the refractory tissue will not generate an action potential, and so the re-entrant wave of excitation is extinguished.

15

slowing conduction velocity makes it?

less likely that conduction time around the circuit will be shorter than the refractory period.

16

Class II Antiarrhythmic Drugs: β-blockers Drugs:

1. propranolol
2. metoprolol
3. esmolol

17

The action of class II drugs — β-adrenergic receptor blockers:

reduce If current, L-type Ca2+ current, and K+ current.

18

Reduction of If, ICa-L and IKs will cause ?

1. a reduction in the rate of diastolic depolarization in pacing cells,
2. reduction in the upstroke rate
3. slows repolarization particularly in AV nodal myocytes.
4. If pacing rate is reduced and refractory period is prolonged in SA and AV nodal cells.

19

β-blockers are thus used to ?
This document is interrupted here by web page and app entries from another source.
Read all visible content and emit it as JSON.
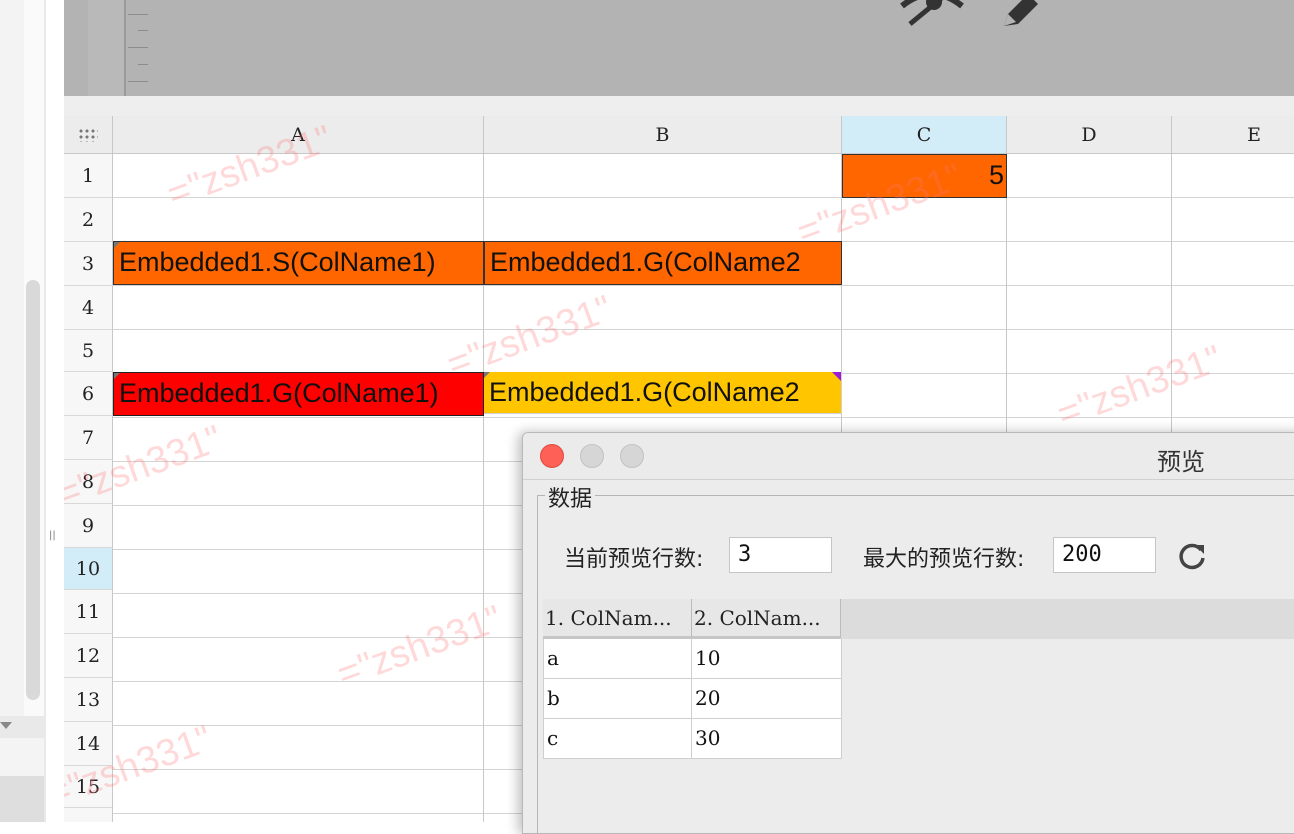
{
  "sheet": {
    "columns": [
      "A",
      "B",
      "C",
      "D",
      "E"
    ],
    "rows": [
      "1",
      "2",
      "3",
      "4",
      "5",
      "6",
      "7",
      "8",
      "9",
      "10",
      "11",
      "12",
      "13",
      "14",
      "15"
    ],
    "selected_column": "C",
    "selected_row": "10",
    "cells": {
      "c1": "5",
      "a3": "Embedded1.S(ColName1)",
      "b3": "Embedded1.G(ColName2",
      "a6": "Embedded1.G(ColName1)",
      "b6": "Embedded1.G(ColName2"
    },
    "colors": {
      "orange": "#ff6600",
      "red": "#ff0000",
      "yellow": "#ffc600",
      "selected_header": "#d2ecf8"
    },
    "watermark": "=\"zsh331\""
  },
  "toolbar": {
    "icons": [
      "eye-slash-icon",
      "pencil-icon"
    ]
  },
  "dialog": {
    "title": "预览",
    "group_label": "数据",
    "current_rows_label": "当前预览行数:",
    "current_rows_value": "3",
    "max_rows_label": "最大的预览行数:",
    "max_rows_value": "200",
    "refresh_icon": "refresh-icon",
    "table": {
      "headers": [
        "1. ColNam...",
        "2. ColNam..."
      ],
      "rows": [
        [
          "a",
          "10"
        ],
        [
          "b",
          "20"
        ],
        [
          "c",
          "30"
        ]
      ]
    }
  }
}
terminate arrhythmias that involve AV nodal re-entry, and in controlling ventricular rate during atrial fibrillation.

20

I-Ca-L effect on symp (NE)

increase current

21

I-f effect on NE (symp)

increase current

22

I-ks effect on symp (NE)

increase current

23

I-ca-L effect on parasymp (Ach)

decrease current

24

I-f effect on parasymp (Ach)

decrease current

25

I-ks effect on parasymp (Ach)

decrease current

26

I-k-Ach effect on parasymp (Ach)

opens channel

27

Class II action

blocking cardiac K+ channels, with ibutilide and dofetilide specifically blocking IKr channels.

28

The consequences of K+ channel block are

prolongation of fast response phase 2, and a prominent prolongation of refractory period.